Now Yolande, the King’s mother-in-law, was much interested in what she had heard of Jeanne, the Maid, and she so influenced the Dauphin, that De Metz and Poulengy were allowed to have audience with him, and told what a fine and noble character Jeanne was, and what a beautiful spirit animated her slender frame, and begged him to see and trust her, saying that she was surely sent to save France. Their plea made a great impression on the Dauphin, as was evident two hours later when he sent a number of clergymen to cross-question her on her so-called divine mission, and through all the tiresome examination Jeanne bore herself with proud dignity and answered so clearly and so well that they could only entertain a profound respect for the girl whom they had expected to scorn. The result of this examination was that by order of the King, Jeanne was moved from the Inn to a wing of the Castle, and there the girl-soldier was treated with every respect by the courtiers, who were all charmed by her frank simplicity and sweetness of manner. But the King had not yet consented to give her an audience, and two weary weeks dragged away in the most tedious of all things,–awaiting the Dauphin’s pleasure,–and Jeanne chafed at the delay.

At last one happy day she was led into the great vaulted audience chamber of the Castle, where torches flared, and the deep murmur of voices together with the sea of eager upturned faces, might have made a less self-contained person than the Maid confused and timid. But not so with Jeanne, for her thoughts were solely on that mission which she had travelled so far to accomplish.

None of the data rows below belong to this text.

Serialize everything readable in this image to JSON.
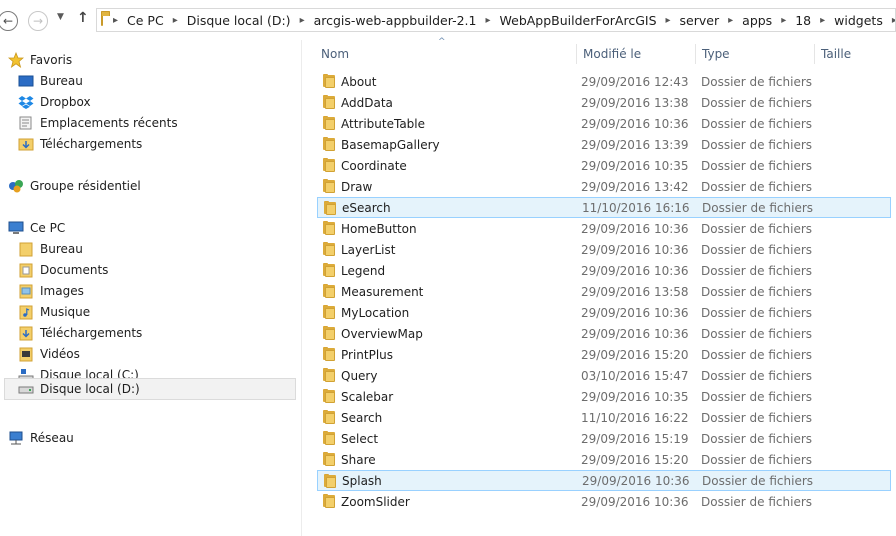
{
  "address": {
    "crumbs": [
      "Ce PC",
      "Disque local (D:)",
      "arcgis-web-appbuilder-2.1",
      "WebAppBuilderForArcGIS",
      "server",
      "apps",
      "18",
      "widgets"
    ]
  },
  "sidebar": {
    "favoris": "Favoris",
    "bureau": "Bureau",
    "dropbox": "Dropbox",
    "emplacements": "Emplacements récents",
    "telechargements": "Téléchargements",
    "groupe": "Groupe résidentiel",
    "cepc": "Ce PC",
    "pc_bureau": "Bureau",
    "documents": "Documents",
    "images": "Images",
    "musique": "Musique",
    "pc_telechargements": "Téléchargements",
    "videos": "Vidéos",
    "disque_c": "Disque local (C:)",
    "disque_d": "Disque local (D:)",
    "reseau": "Réseau"
  },
  "columns": {
    "name": "Nom",
    "modified": "Modifié le",
    "type": "Type",
    "size": "Taille"
  },
  "files": [
    {
      "name": "About",
      "date": "29/09/2016 12:43",
      "type": "Dossier de fichiers"
    },
    {
      "name": "AddData",
      "date": "29/09/2016 13:38",
      "type": "Dossier de fichiers"
    },
    {
      "name": "AttributeTable",
      "date": "29/09/2016 10:36",
      "type": "Dossier de fichiers"
    },
    {
      "name": "BasemapGallery",
      "date": "29/09/2016 13:39",
      "type": "Dossier de fichiers"
    },
    {
      "name": "Coordinate",
      "date": "29/09/2016 10:35",
      "type": "Dossier de fichiers"
    },
    {
      "name": "Draw",
      "date": "29/09/2016 13:42",
      "type": "Dossier de fichiers"
    },
    {
      "name": "eSearch",
      "date": "11/10/2016 16:16",
      "type": "Dossier de fichiers"
    },
    {
      "name": "HomeButton",
      "date": "29/09/2016 10:36",
      "type": "Dossier de fichiers"
    },
    {
      "name": "LayerList",
      "date": "29/09/2016 10:36",
      "type": "Dossier de fichiers"
    },
    {
      "name": "Legend",
      "date": "29/09/2016 10:36",
      "type": "Dossier de fichiers"
    },
    {
      "name": "Measurement",
      "date": "29/09/2016 13:58",
      "type": "Dossier de fichiers"
    },
    {
      "name": "MyLocation",
      "date": "29/09/2016 10:36",
      "type": "Dossier de fichiers"
    },
    {
      "name": "OverviewMap",
      "date": "29/09/2016 10:36",
      "type": "Dossier de fichiers"
    },
    {
      "name": "PrintPlus",
      "date": "29/09/2016 15:20",
      "type": "Dossier de fichiers"
    },
    {
      "name": "Query",
      "date": "03/10/2016 15:47",
      "type": "Dossier de fichiers"
    },
    {
      "name": "Scalebar",
      "date": "29/09/2016 10:35",
      "type": "Dossier de fichiers"
    },
    {
      "name": "Search",
      "date": "11/10/2016 16:22",
      "type": "Dossier de fichiers"
    },
    {
      "name": "Select",
      "date": "29/09/2016 15:19",
      "type": "Dossier de fichiers"
    },
    {
      "name": "Share",
      "date": "29/09/2016 15:20",
      "type": "Dossier de fichiers"
    },
    {
      "name": "Splash",
      "date": "29/09/2016 10:36",
      "type": "Dossier de fichiers"
    },
    {
      "name": "ZoomSlider",
      "date": "29/09/2016 10:36",
      "type": "Dossier de fichiers"
    }
  ],
  "icons": {
    "back": "back-arrow-icon",
    "forward": "forward-arrow-icon",
    "up": "up-arrow-icon",
    "folder": "folder-icon"
  }
}
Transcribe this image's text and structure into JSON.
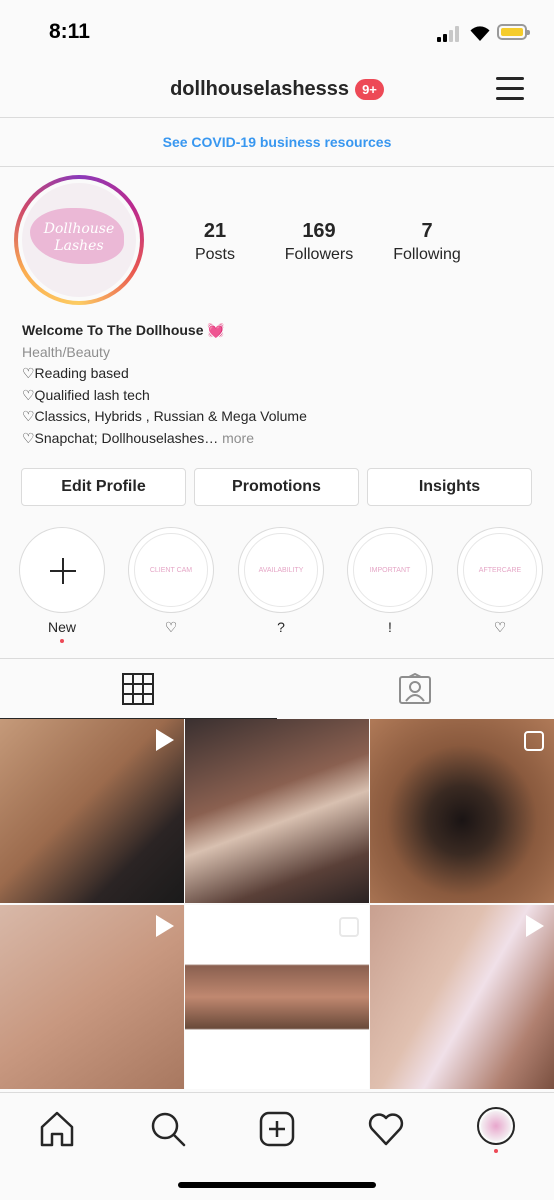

Her page’s suit was in sharp contrast to the brilliant court costumes worn by the ladies of the Court, but of that she was unconscious, and advanced calmly through the long line of torch bearers to within a few feet of the throne,–gave a bewildered glance at the figure seated before her, in the velvet robes of royalty–then turned away, and with a cry of joy threw herself at the feet of a very quietly dressed young man who stood among the ranks of courtiers, exclaiming, “God of his grace give you long life, O dear and gentle Dauphin.”

Quickly the courtier answered, “You mistake, my child. I am not the King. There he is,” pointing to the throne.

There was a stir and murmur in the crowd, but the Maid did not rise. She simply looked into his face again, saying:

“No, gracious liege, you are he, and no other,” adding with a simple earnestness, “I am Jeanne, the Maid, sent to you from God to give succour to the kingdom, and to you. The King of Heaven sends you word by me that you shall be anointed and crowned in the town of Rheims, and you shall be lieutenant of the King of Heaven, who is the King of France.”